======== DATA EXTRACT

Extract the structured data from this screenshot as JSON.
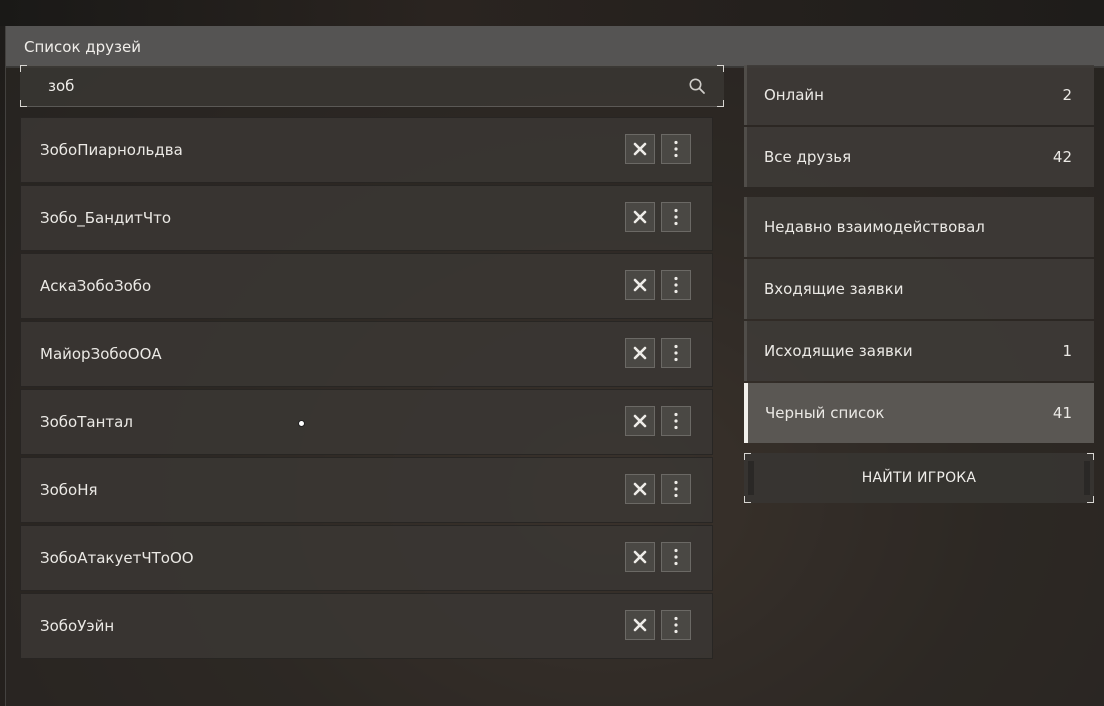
{
  "window": {
    "title": "Список друзей"
  },
  "search": {
    "value": "зоб",
    "icon": "search-icon"
  },
  "friends": [
    {
      "name": "ЗобоПиарнольдва"
    },
    {
      "name": "Зобо_БандитЧто"
    },
    {
      "name": "АскаЗобоЗобо"
    },
    {
      "name": "МайорЗобоООА"
    },
    {
      "name": "ЗобоТантал"
    },
    {
      "name": "ЗобоНя"
    },
    {
      "name": "ЗобоАтакуетЧТоОО"
    },
    {
      "name": "ЗобоУэйн"
    }
  ],
  "row_actions": {
    "remove_icon": "close-icon",
    "more_icon": "more-vertical-icon"
  },
  "tabs": [
    {
      "label": "Онлайн",
      "count": "2"
    },
    {
      "label": "Все друзья",
      "count": "42"
    },
    {
      "label": "Недавно взаимодействовал",
      "count": ""
    },
    {
      "label": "Входящие заявки",
      "count": ""
    },
    {
      "label": "Исходящие заявки",
      "count": "1"
    },
    {
      "label": "Черный список",
      "count": "41",
      "active": true
    }
  ],
  "find_player": {
    "label": "НАЙТИ ИГРОКА"
  },
  "colors": {
    "accent": "#f2f0ec",
    "active_tab": "#5a5753",
    "row_bg": "#3a3733"
  }
}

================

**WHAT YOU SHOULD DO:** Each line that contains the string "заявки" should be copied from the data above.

**TASK RESULT:**
      "label": "Входящие заявки",
      "label": "Исходящие заявки",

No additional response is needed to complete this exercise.